Redevelopment Authority adding employees, commissioners
The East Baton Rouge Redevelopment Authority, which had its staff shrink down to two employees for the past few years, has added three workers with new support from the city-parish.
Chris Tyson, who took over as chief executive officer of the RDA at the start of the year, told members of the board of commissioners Thursday the new employees should all be in place by next week.
“We’re very pleased with the crop of candidates,” Tyson said.
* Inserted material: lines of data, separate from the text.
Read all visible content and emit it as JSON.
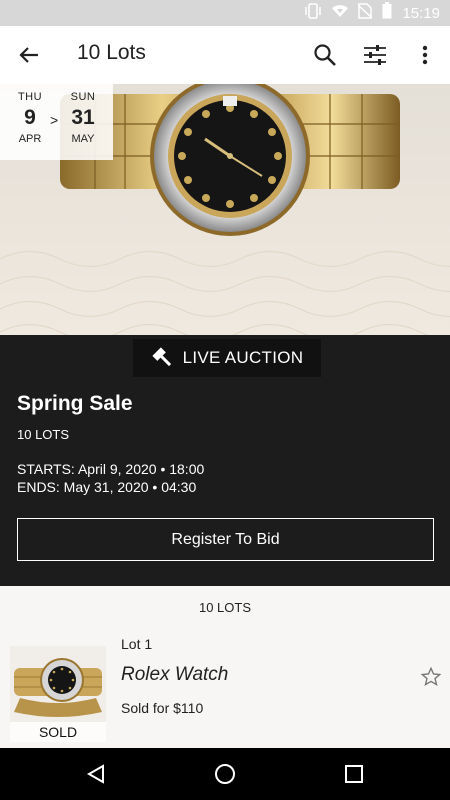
{
  "status_bar": {
    "time": "15:19",
    "icons": [
      "vibrate-icon",
      "wifi-icon",
      "no-sim-icon",
      "battery-icon"
    ]
  },
  "app_bar": {
    "title": "10 Lots",
    "icons": [
      "back-arrow-icon",
      "search-icon",
      "filter-icon",
      "more-vert-icon"
    ]
  },
  "dates": {
    "start": {
      "dow": "THU",
      "day": "9",
      "month": "APR"
    },
    "separator": ">",
    "end": {
      "dow": "SUN",
      "day": "31",
      "month": "MAY"
    }
  },
  "auction": {
    "badge": "LIVE AUCTION",
    "badge_icon": "gavel-icon",
    "title": "Spring Sale",
    "lot_count": "10 LOTS",
    "starts": "STARTS: April 9, 2020 • 18:00",
    "ends": "ENDS: May 31, 2020 • 04:30",
    "register_label": "Register To Bid"
  },
  "lots": {
    "header": "10 LOTS",
    "items": [
      {
        "number": "Lot 1",
        "name": "Rolex Watch",
        "price": "Sold for $110",
        "status": "SOLD",
        "favorite_icon": "star-outline-icon"
      }
    ]
  },
  "nav": {
    "icons": [
      "back-triangle-icon",
      "home-circle-icon",
      "recents-square-icon"
    ]
  },
  "colors": {
    "dark_bg": "#1c1c1c",
    "status_bar": "#d7d7d7",
    "list_bg": "#f7f6f4"
  }
}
The RDA has been in limbo since late 2014, lacking a stable source of long-term funding and facing dwindling funds. Former Mayor-President Kip Holden resisted requests from the agency to provide permanent funding. He said the city-parish had too many other obligations, like repairing bridges, covering the cost of anti-poverty programs and paying the pensions of police officers and firefighters. Holden did approve a total $300,000 in stipends for the agency in the 2016 and 2017 budgets to keep the organization running through 2017.
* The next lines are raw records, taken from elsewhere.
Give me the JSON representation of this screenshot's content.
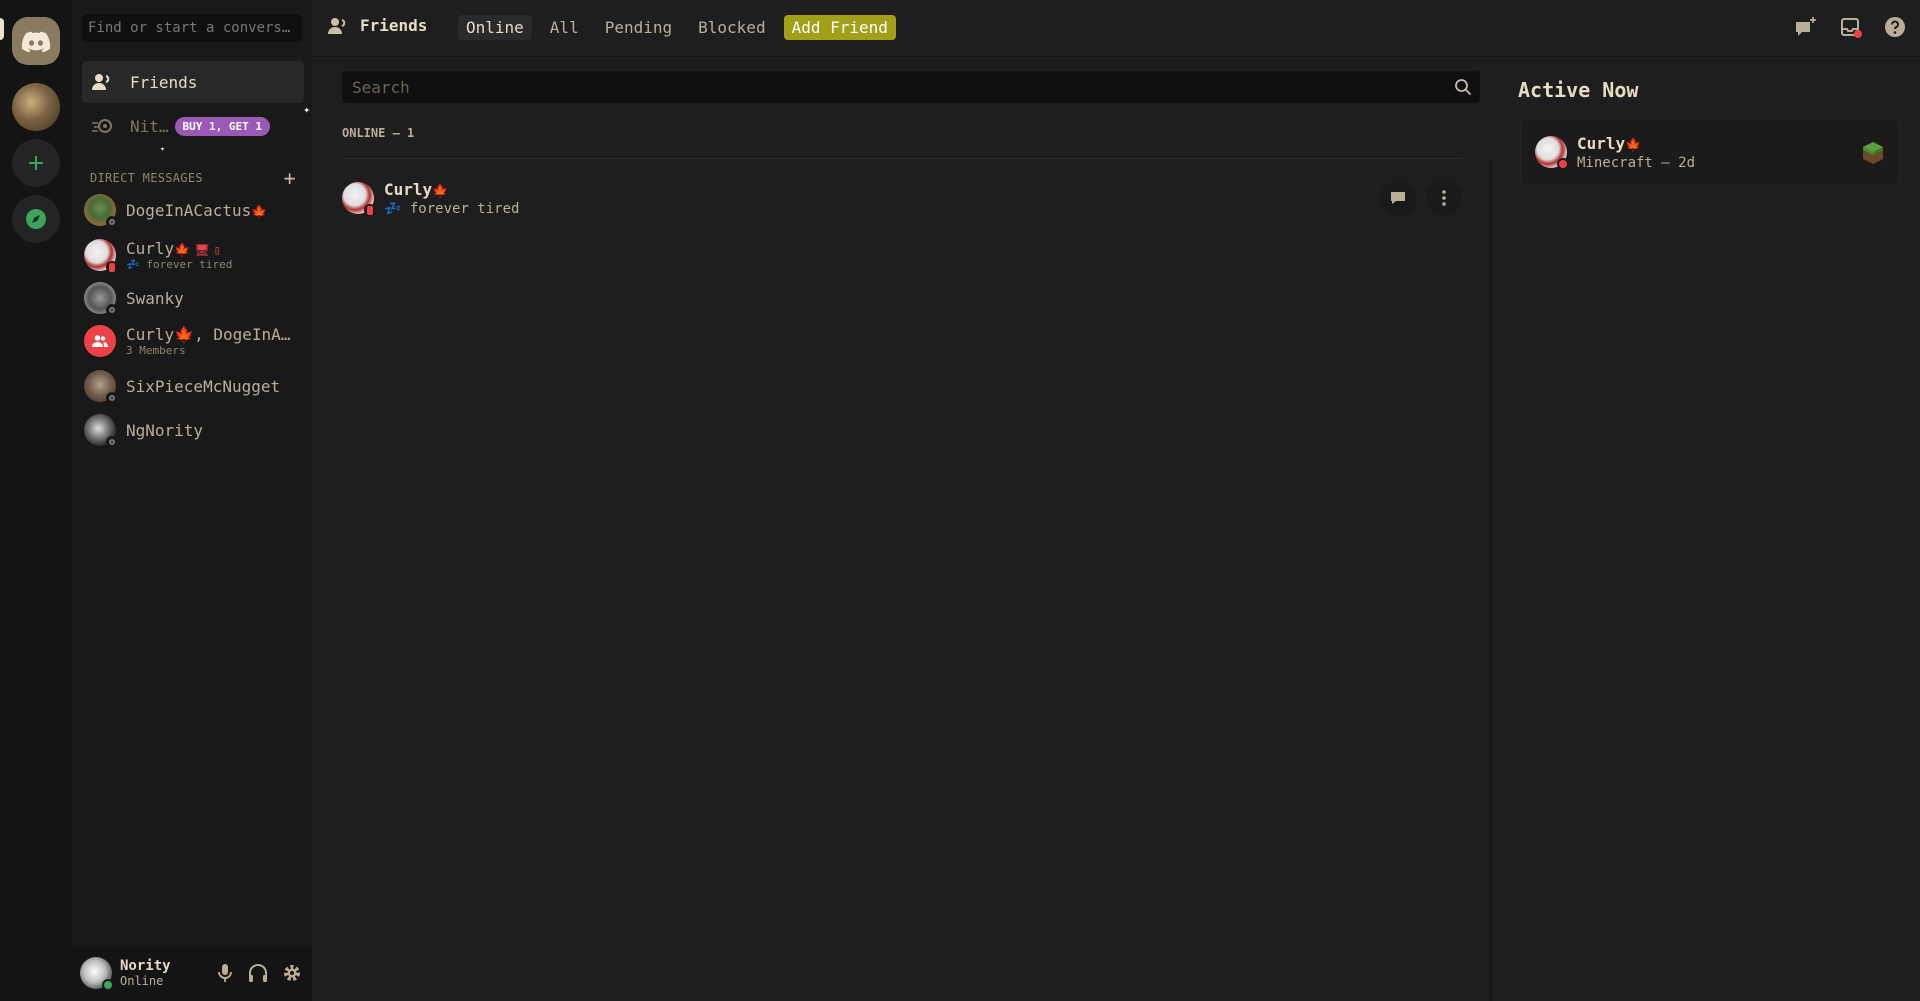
{
  "colors": {
    "accent": "#a29f1a",
    "nitro": "#9b59b6",
    "online": "#3ba55c",
    "dnd": "#ed4245",
    "leaf": "#e25a1c"
  },
  "sidebar": {
    "search_placeholder": "Find or start a convers…",
    "friends_label": "Friends",
    "nitro_label": "Nit…",
    "nitro_badge": "BUY 1, GET 1",
    "dm_header": "DIRECT MESSAGES",
    "dms": [
      {
        "name": "DogeInACactus",
        "emoji": "🍁",
        "status": "offline"
      },
      {
        "name": "Curly",
        "emoji": "🍁",
        "sub": "forever tired",
        "sub_emoji": "💤",
        "status": "mobile"
      },
      {
        "name": "Swanky",
        "status": "offline"
      },
      {
        "name": "Curly🍁, DogeInA…",
        "sub": "3 Members",
        "group": true
      },
      {
        "name": "SixPieceMcNugget",
        "status": "offline"
      },
      {
        "name": "NgNority",
        "status": "offline"
      }
    ]
  },
  "user": {
    "name": "Nority",
    "status": "Online"
  },
  "topbar": {
    "title": "Friends",
    "tabs": [
      "Online",
      "All",
      "Pending",
      "Blocked"
    ],
    "add_friend": "Add Friend"
  },
  "main": {
    "search_placeholder": "Search",
    "online_header": "ONLINE — 1",
    "friends": [
      {
        "name": "Curly",
        "emoji": "🍁",
        "status_emoji": "💤",
        "status_text": "forever tired"
      }
    ]
  },
  "active_now": {
    "title": "Active Now",
    "cards": [
      {
        "name": "Curly",
        "emoji": "🍁",
        "activity": "Minecraft — 2d"
      }
    ]
  }
}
But things started to turn around for the organization. In late 2017, the parish Metro Council approved a measure giving the RDA administrative duties over several “pass-through” Community Development Block Grant funds. These funds had been administered by the Office of Community Development.
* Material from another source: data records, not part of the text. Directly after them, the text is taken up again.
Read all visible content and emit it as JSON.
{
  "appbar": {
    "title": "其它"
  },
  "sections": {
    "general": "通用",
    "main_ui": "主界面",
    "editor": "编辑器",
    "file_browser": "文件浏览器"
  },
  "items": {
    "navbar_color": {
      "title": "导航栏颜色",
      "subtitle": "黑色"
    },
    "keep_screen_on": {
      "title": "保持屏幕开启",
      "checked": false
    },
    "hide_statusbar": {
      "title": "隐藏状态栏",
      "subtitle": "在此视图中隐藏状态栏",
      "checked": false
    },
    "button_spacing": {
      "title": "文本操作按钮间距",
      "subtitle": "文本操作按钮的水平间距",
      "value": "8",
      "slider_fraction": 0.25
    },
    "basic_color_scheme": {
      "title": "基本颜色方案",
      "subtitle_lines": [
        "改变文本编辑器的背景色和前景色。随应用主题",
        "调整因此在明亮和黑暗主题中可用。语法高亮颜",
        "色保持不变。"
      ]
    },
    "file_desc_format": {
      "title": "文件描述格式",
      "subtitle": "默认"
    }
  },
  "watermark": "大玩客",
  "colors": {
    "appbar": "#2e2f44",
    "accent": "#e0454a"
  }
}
In exchange, the RDA gets 6 percent of the grant amounts to cover administrative costs, such as hiring the employees needed to be in charge of the programs.
Mayor-President Sharon Weston Broome also set aside $500,000 for the RDA in the current budget.
The Redevelopment Authority was formed in 2007 to help revitalize blighted areas of Baton Rouge.
Along with adding employees, the RDA is set to move into a new office. Its lease in the Louisiana Companies building at 801 North Blvd. expires at the end of the month. Tyson said the organization will move into a first-floor space at 620 Florida St. in March.
The RDA Board welcomed two new commissioners: Brian Haymon, who was nominated by the Baton Rouge Area Chamber, and Ted Major, who was nominated by the mayor-president. Haymon replaces Van Mayhall Jr. and Major replaces James Llorens, both who stepped down after their terms expired at the end of the year.
The organization is working on two major redevelopment projects: the Electric Depot, a 6.1-acre mixed-use development at the old Entergy site at 1509 Government St., and Ardendale, a 200-acre tract northeast of Baton Rouge Community College near Florida Boulevard, which will eventually include 850 residences, retail space and a hotel. A Baton Rouge Community College automotive training center opened on the site in fall 2016, and the East Baton Rouge Parish School Board’s Career Academy is under construction.